--- Input records Enclosed Below ---
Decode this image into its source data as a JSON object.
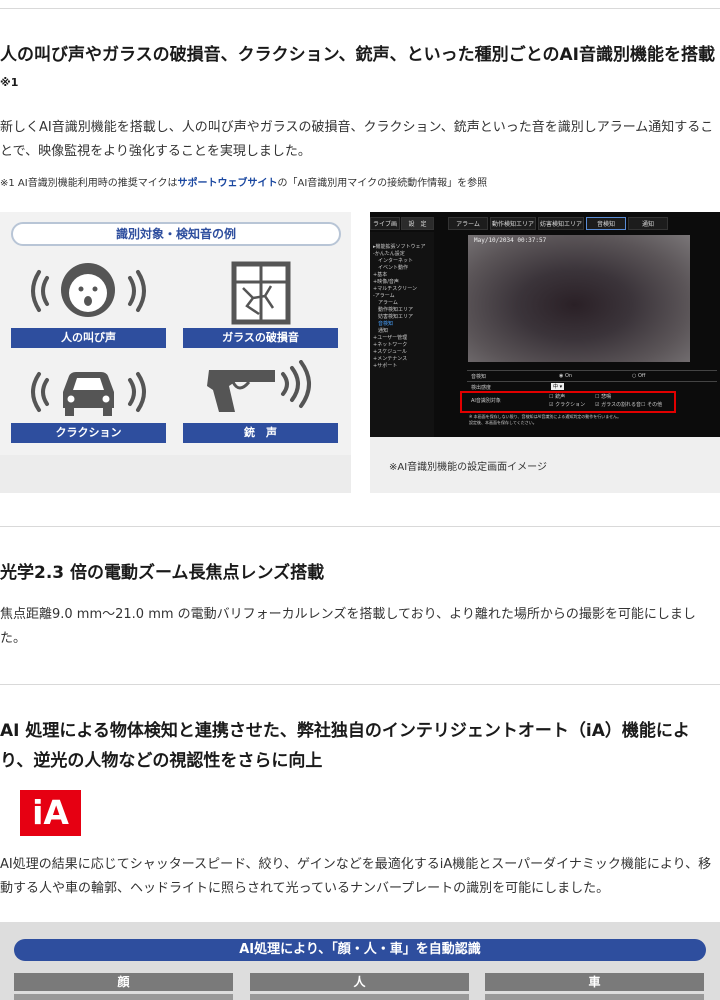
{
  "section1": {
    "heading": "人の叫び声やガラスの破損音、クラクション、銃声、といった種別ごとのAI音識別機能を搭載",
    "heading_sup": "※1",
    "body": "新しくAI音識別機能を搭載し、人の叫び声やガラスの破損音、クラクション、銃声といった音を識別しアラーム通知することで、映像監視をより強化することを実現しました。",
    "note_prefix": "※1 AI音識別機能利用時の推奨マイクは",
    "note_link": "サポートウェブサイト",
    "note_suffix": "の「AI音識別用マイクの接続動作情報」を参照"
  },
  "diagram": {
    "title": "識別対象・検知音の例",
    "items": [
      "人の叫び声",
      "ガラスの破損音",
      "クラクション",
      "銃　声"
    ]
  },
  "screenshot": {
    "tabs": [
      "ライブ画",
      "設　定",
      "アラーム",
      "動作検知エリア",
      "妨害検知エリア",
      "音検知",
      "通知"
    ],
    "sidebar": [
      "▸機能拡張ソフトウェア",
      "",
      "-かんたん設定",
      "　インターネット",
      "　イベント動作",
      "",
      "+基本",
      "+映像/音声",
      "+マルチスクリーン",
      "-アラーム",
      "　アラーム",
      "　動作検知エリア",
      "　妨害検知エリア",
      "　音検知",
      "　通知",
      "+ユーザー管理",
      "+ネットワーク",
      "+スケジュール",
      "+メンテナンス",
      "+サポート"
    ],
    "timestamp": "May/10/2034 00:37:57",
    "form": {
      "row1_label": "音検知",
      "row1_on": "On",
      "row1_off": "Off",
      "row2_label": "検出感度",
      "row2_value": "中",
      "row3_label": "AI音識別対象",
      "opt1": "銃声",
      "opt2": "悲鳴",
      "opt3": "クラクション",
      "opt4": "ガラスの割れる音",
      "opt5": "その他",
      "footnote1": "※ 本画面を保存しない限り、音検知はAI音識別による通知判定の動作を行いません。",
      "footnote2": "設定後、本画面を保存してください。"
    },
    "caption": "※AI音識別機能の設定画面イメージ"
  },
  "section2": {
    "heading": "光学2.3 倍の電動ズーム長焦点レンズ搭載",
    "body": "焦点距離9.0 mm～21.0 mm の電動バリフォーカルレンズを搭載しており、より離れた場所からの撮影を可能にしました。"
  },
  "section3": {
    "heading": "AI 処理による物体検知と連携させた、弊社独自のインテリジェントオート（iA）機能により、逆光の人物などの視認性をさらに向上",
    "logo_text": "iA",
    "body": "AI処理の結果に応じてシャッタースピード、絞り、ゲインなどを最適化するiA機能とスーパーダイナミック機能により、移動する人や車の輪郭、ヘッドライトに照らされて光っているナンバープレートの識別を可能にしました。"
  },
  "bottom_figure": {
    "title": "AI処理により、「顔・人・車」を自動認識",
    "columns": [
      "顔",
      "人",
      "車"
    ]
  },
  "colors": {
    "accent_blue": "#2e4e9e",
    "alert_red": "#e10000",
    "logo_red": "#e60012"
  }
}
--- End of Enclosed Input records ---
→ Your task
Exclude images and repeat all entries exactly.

→ Answer space
Decode this image into its source data as a JSON object.
{
  "section1": {
    "heading": "人の叫び声やガラスの破損音、クラクション、銃声、といった種別ごとのAI音識別機能を搭載",
    "heading_sup": "※1",
    "body": "新しくAI音識別機能を搭載し、人の叫び声やガラスの破損音、クラクション、銃声といった音を識別しアラーム通知することで、映像監視をより強化することを実現しました。",
    "note_prefix": "※1 AI音識別機能利用時の推奨マイクは",
    "note_link": "サポートウェブサイト",
    "note_suffix": "の「AI音識別用マイクの接続動作情報」を参照"
  },
  "diagram": {
    "title": "識別対象・検知音の例",
    "items": [
      "人の叫び声",
      "ガラスの破損音",
      "クラクション",
      "銃　声"
    ]
  },
  "screenshot": {
    "tabs": [
      "ライブ画",
      "設　定",
      "アラーム",
      "動作検知エリア",
      "妨害検知エリア",
      "音検知",
      "通知"
    ],
    "sidebar": [
      "▸機能拡張ソフトウェア",
      "",
      "-かんたん設定",
      "　インターネット",
      "　イベント動作",
      "",
      "+基本",
      "+映像/音声",
      "+マルチスクリーン",
      "-アラーム",
      "　アラーム",
      "　動作検知エリア",
      "　妨害検知エリア",
      "　音検知",
      "　通知",
      "+ユーザー管理",
      "+ネットワーク",
      "+スケジュール",
      "+メンテナンス",
      "+サポート"
    ],
    "timestamp": "May/10/2034 00:37:57",
    "form": {
      "row1_label": "音検知",
      "row1_on": "On",
      "row1_off": "Off",
      "row2_label": "検出感度",
      "row2_value": "中",
      "row3_label": "AI音識別対象",
      "opt1": "銃声",
      "opt2": "悲鳴",
      "opt3": "クラクション",
      "opt4": "ガラスの割れる音",
      "opt5": "その他",
      "footnote1": "※ 本画面を保存しない限り、音検知はAI音識別による通知判定の動作を行いません。",
      "footnote2": "設定後、本画面を保存してください。"
    },
    "caption": "※AI音識別機能の設定画面イメージ"
  },
  "section2": {
    "heading": "光学2.3 倍の電動ズーム長焦点レンズ搭載",
    "body": "焦点距離9.0 mm～21.0 mm の電動バリフォーカルレンズを搭載しており、より離れた場所からの撮影を可能にしました。"
  },
  "section3": {
    "heading": "AI 処理による物体検知と連携させた、弊社独自のインテリジェントオート（iA）機能により、逆光の人物などの視認性をさらに向上",
    "logo_text": "iA",
    "body": "AI処理の結果に応じてシャッタースピード、絞り、ゲインなどを最適化するiA機能とスーパーダイナミック機能により、移動する人や車の輪郭、ヘッドライトに照らされて光っているナンバープレートの識別を可能にしました。"
  },
  "bottom_figure": {
    "title": "AI処理により、「顔・人・車」を自動認識",
    "columns": [
      "顔",
      "人",
      "車"
    ]
  },
  "colors": {
    "accent_blue": "#2e4e9e",
    "alert_red": "#e10000",
    "logo_red": "#e60012"
  }
}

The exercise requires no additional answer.